Council split on plans for Dry Creek Reservoir



City officials had bold plans for the Dry Creek Reservoir project. The vision was that it would be a top-of-the-line regional recreation facility. Several roadblocks, however, have cropped up over the last few years. The reservoir vision was first presented in 2016, with construction starting in the spring of 2020. In July of 2022, the City Council halted funding ($4.5 million) for the project and allocated the funds to the now-under-construction Family Park. 

Factors that have inhibited the reservoir’s progress include: 

-Water acquisition and maintaining water levels 

-Safety factors for accessing and entering the water

-The necessity of a retaining wall for the beach sand

-Emergency personnel access and related equipment 

-Water loss and seepage 

-Funding and overall city park priorities


Despite those challenges, many residents have expressed the desire to make progress in making Dry Creek Reservoir and its amenities a reality. On Tuesday, Assistant City Administrator Cameron Boyle gave the City Council an update on the reservoir and potential options for moving forward.

Option one would be the full build-out of the regional park with paved parking, restrooms, recreation rentals, food concessions, a beach, a fish station and a pier. The complete build-out plan has a price tag of $10.1 million. Still, this plan would also require the city to install a pressurized irrigation pipeline at the reservoir adding $10 million to the tally, bringing the total to $20.1 million. 

The ongoing annual costs of that option would be 1,555 staffing hours ($38,875) and $60,700 in maintenance expenses. 

Option two would be a recreational facility like Tibble Fork in American Fork Canyon. The build-out would include paved parking and only have a restroom and fish cleaning station. The park would also have a walking trail around the reservoir. Patrons would need to bring their own recreational equipment. The price tag for option two totals $2 million. Annual costs would be 818 staffing hours ($20,450) and $46,300 in maintenance. This option would only require a minimum of six feet of water with fishing offered or a four feet water level minimum without fish. 

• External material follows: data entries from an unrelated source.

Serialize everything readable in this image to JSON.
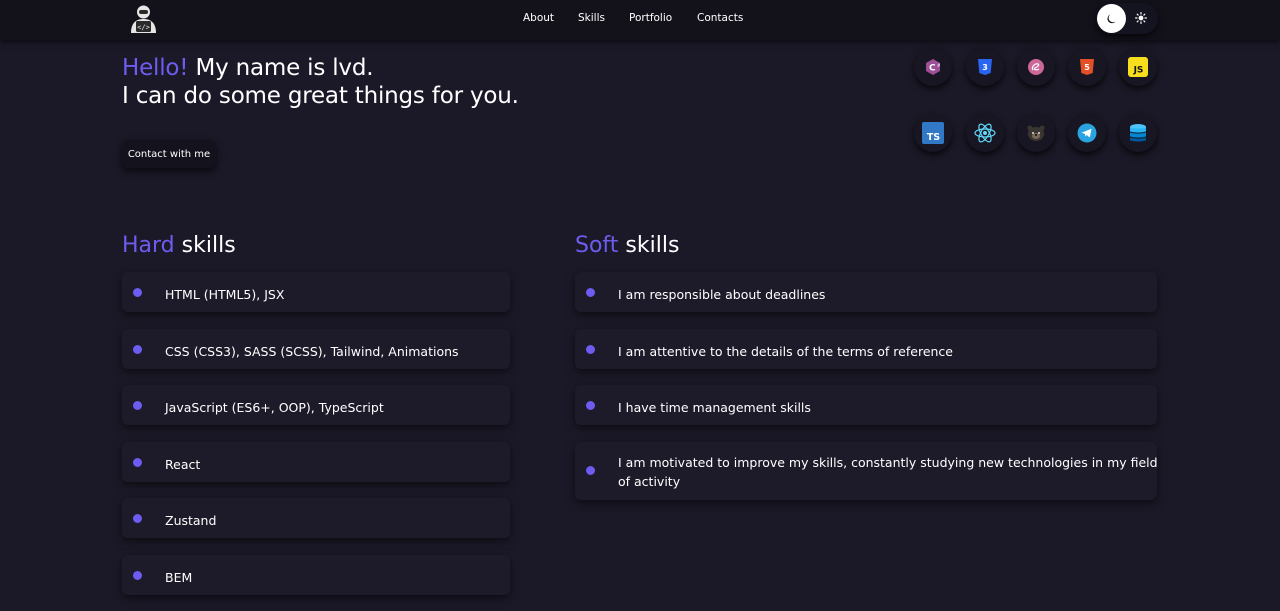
{
  "header": {
    "logo_icon": "coder-avatar-icon",
    "nav": [
      "About",
      "Skills",
      "Portfolio",
      "Contacts"
    ],
    "theme_toggle": {
      "dark_icon": "moon-icon",
      "light_icon": "sun-icon",
      "active": "dark"
    }
  },
  "hero": {
    "greeting": "Hello!",
    "name_line": " My name is lvd.",
    "tagline": "I can do some great things for you.",
    "contact_button": "Contact with me"
  },
  "tech_icons": [
    {
      "name": "csharp-icon",
      "color": "#9b4f96"
    },
    {
      "name": "css3-icon",
      "color": "#2965f1"
    },
    {
      "name": "sass-icon",
      "color": "#cd6799"
    },
    {
      "name": "html5-icon",
      "color": "#e34f26"
    },
    {
      "name": "javascript-icon",
      "color": "#f7df1e"
    },
    {
      "name": "typescript-icon",
      "color": "#3178c6"
    },
    {
      "name": "react-icon",
      "color": "#61dafb"
    },
    {
      "name": "zustand-icon",
      "color": "#8a8a8a"
    },
    {
      "name": "telegram-icon",
      "color": "#2aa3e0"
    },
    {
      "name": "database-icon",
      "color": "#29b6f6"
    }
  ],
  "hard_skills": {
    "title_accent": "Hard",
    "title_rest": " skills",
    "items": [
      "HTML (HTML5), JSX",
      "CSS (CSS3), SASS (SCSS), Tailwind, Animations",
      "JavaScript (ES6+, OOP), TypeScript",
      "React",
      "Zustand",
      "BEM"
    ]
  },
  "soft_skills": {
    "title_accent": "Soft",
    "title_rest": " skills",
    "items": [
      "I am responsible about deadlines",
      "I am attentive to the details of the terms of reference",
      "I have time management skills",
      "I am motivated to improve my skills, constantly studying new technologies in my field of activity"
    ]
  },
  "colors": {
    "background": "#1b1927",
    "header": "#13121b",
    "accent": "#6d5cf0",
    "card": "#1d1b29"
  }
}
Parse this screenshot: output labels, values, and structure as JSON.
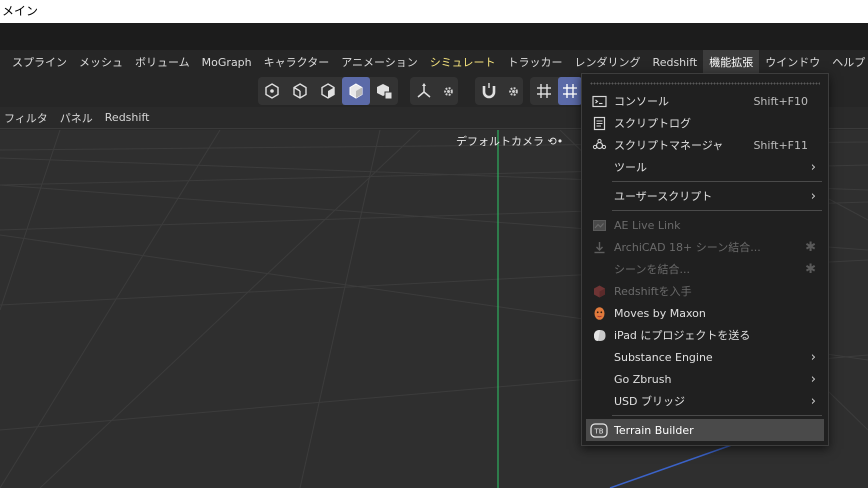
{
  "window": {
    "title": "メイン"
  },
  "menubar": {
    "items": [
      {
        "label": "スプライン",
        "state": "normal"
      },
      {
        "label": "メッシュ",
        "state": "normal"
      },
      {
        "label": "ボリューム",
        "state": "normal"
      },
      {
        "label": "MoGraph",
        "state": "normal"
      },
      {
        "label": "キャラクター",
        "state": "normal"
      },
      {
        "label": "アニメーション",
        "state": "normal"
      },
      {
        "label": "シミュレート",
        "state": "highlight"
      },
      {
        "label": "トラッカー",
        "state": "normal"
      },
      {
        "label": "レンダリング",
        "state": "normal"
      },
      {
        "label": "Redshift",
        "state": "normal"
      },
      {
        "label": "機能拡張",
        "state": "active"
      },
      {
        "label": "ウインドウ",
        "state": "normal"
      },
      {
        "label": "ヘルプ",
        "state": "normal"
      }
    ]
  },
  "toolbar": {
    "icons": [
      "points-mode-icon",
      "edges-mode-icon",
      "polygons-mode-icon",
      "model-mode-icon",
      "texture-mode-icon",
      "axis-icon",
      "axis-settings-gear-icon",
      "snap-magnet-icon",
      "snap-settings-gear-icon",
      "grid-icon",
      "workplane-grid-icon"
    ],
    "selected": "model-mode-icon"
  },
  "subbar": {
    "items": [
      "フィルタ",
      "パネル",
      "Redshift"
    ]
  },
  "viewport": {
    "camera_label": "デフォルトカメラ ⟲•"
  },
  "popup_menu": {
    "items": [
      {
        "label": "コンソール",
        "shortcut": "Shift+F10",
        "icon": "console-icon",
        "state": "normal"
      },
      {
        "label": "スクリプトログ",
        "shortcut": "",
        "icon": "script-log-icon",
        "state": "normal"
      },
      {
        "label": "スクリプトマネージャ",
        "shortcut": "Shift+F11",
        "icon": "script-manager-icon",
        "state": "normal"
      },
      {
        "label": "ツール",
        "shortcut": "",
        "icon": "",
        "state": "submenu"
      },
      {
        "label": "ユーザースクリプト",
        "shortcut": "",
        "icon": "",
        "state": "submenu"
      },
      {
        "label": "AE Live Link",
        "shortcut": "",
        "icon": "ae-live-link-icon",
        "state": "disabled"
      },
      {
        "label": "ArchiCAD 18+ シーン結合...",
        "shortcut": "",
        "icon": "archicad-download-icon",
        "state": "disabled-gear"
      },
      {
        "label": "シーンを結合...",
        "shortcut": "",
        "icon": "",
        "state": "disabled-gear"
      },
      {
        "label": "Redshiftを入手",
        "shortcut": "",
        "icon": "redshift-cube-icon",
        "state": "disabled"
      },
      {
        "label": "Moves by Maxon",
        "shortcut": "",
        "icon": "moves-face-icon",
        "state": "normal"
      },
      {
        "label": "iPad にプロジェクトを送る",
        "shortcut": "",
        "icon": "ipad-send-icon",
        "state": "normal"
      },
      {
        "label": "Substance Engine",
        "shortcut": "",
        "icon": "",
        "state": "submenu"
      },
      {
        "label": "Go Zbrush",
        "shortcut": "",
        "icon": "",
        "state": "submenu"
      },
      {
        "label": "USD ブリッジ",
        "shortcut": "",
        "icon": "",
        "state": "submenu"
      },
      {
        "label": "Terrain Builder",
        "shortcut": "",
        "icon": "terrain-builder-tb-icon",
        "state": "hover"
      }
    ],
    "submenu_glyph": "›",
    "gear_glyph": "✱"
  },
  "colors": {
    "menubar_bg": "#262626",
    "highlight_text": "#f5e37c",
    "selected_tool": "#5b6aa8",
    "y_axis": "#2fae5e",
    "x_axis": "#3b63c9"
  }
}
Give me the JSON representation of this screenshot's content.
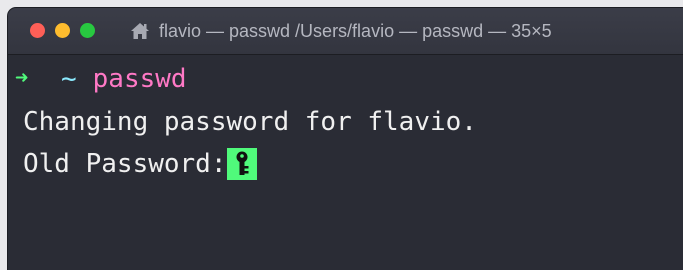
{
  "window": {
    "title": "flavio — passwd /Users/flavio — passwd — 35×5",
    "title_icon": "home-icon"
  },
  "terminal": {
    "prompt_arrow": "➜",
    "prompt_dir": "~",
    "command": "passwd",
    "output_line": "Changing password for flavio.",
    "password_prompt": "Old Password:",
    "cursor_icon": "key-icon"
  },
  "colors": {
    "background": "#2a2c35",
    "prompt_arrow": "#50fa7b",
    "prompt_dir": "#8be9fd",
    "command": "#ff79c6",
    "text": "#f0f0f0",
    "cursor": "#50fa7b"
  }
}
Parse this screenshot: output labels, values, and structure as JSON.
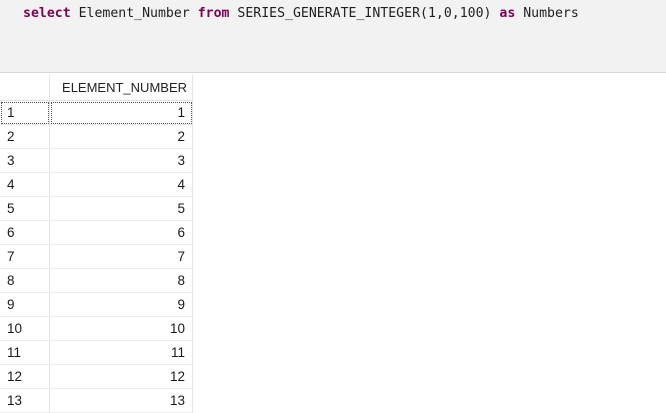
{
  "editor": {
    "tokens": [
      {
        "text": "select",
        "kw": true
      },
      {
        "text": " Element_Number ",
        "kw": false
      },
      {
        "text": "from",
        "kw": true
      },
      {
        "text": " SERIES_GENERATE_INTEGER(1,0,100) ",
        "kw": false
      },
      {
        "text": "as",
        "kw": true
      },
      {
        "text": " Numbers",
        "kw": false
      }
    ]
  },
  "results": {
    "column_header": "ELEMENT_NUMBER",
    "selected_row": 0,
    "rows": [
      {
        "row_number": "1",
        "value": "1"
      },
      {
        "row_number": "2",
        "value": "2"
      },
      {
        "row_number": "3",
        "value": "3"
      },
      {
        "row_number": "4",
        "value": "4"
      },
      {
        "row_number": "5",
        "value": "5"
      },
      {
        "row_number": "6",
        "value": "6"
      },
      {
        "row_number": "7",
        "value": "7"
      },
      {
        "row_number": "8",
        "value": "8"
      },
      {
        "row_number": "9",
        "value": "9"
      },
      {
        "row_number": "10",
        "value": "10"
      },
      {
        "row_number": "11",
        "value": "11"
      },
      {
        "row_number": "12",
        "value": "12"
      },
      {
        "row_number": "13",
        "value": "13"
      }
    ]
  }
}
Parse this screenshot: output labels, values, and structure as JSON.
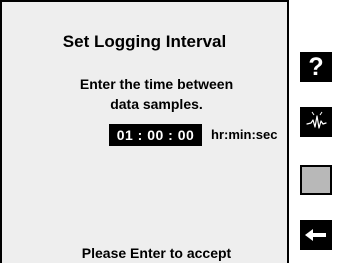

Option three would be an even more minimal approach, with makeshift parking and a trail. The cost is estimated at $300,000. 

After Boyle’s presentation, Councilmembers’ opinions varied significantly in their desires from the bare minimum approach to the full build-out. 

“Going with the bare minimum doesn’t preclude us from getting to full build-out in the future. I would be for the bare-bones options with so many [current] uncertainties,” said Councilman Paul Hancock. 

“I’m not for the bare bones. We sold this to the public as a much nicer project, and we should deliver it,” said Councilwoman Katie Koivisto to counter Hancock. 


“I would like to see the completed parks master plan and how this fits in before deciding,” added Councilwoman Paige Albrecht. The Lehi City Parks Department is in the process of developing an updated Parks Master Plan with the expected completion in October of this year. 

Regarding ongoing funding, Mayor Mark Johnson concluded, “We should have paid parking. It shouldn’t all be on Lehi. Those who use it should help pay for it.”

The discussion was part of a work session meeting where no actions were taken. The Council and staff will continue deliberation on the future of the park. Funding sources and other park priorities like the Mellor Rhodes Sports Complex will be at the forefront of the conversation.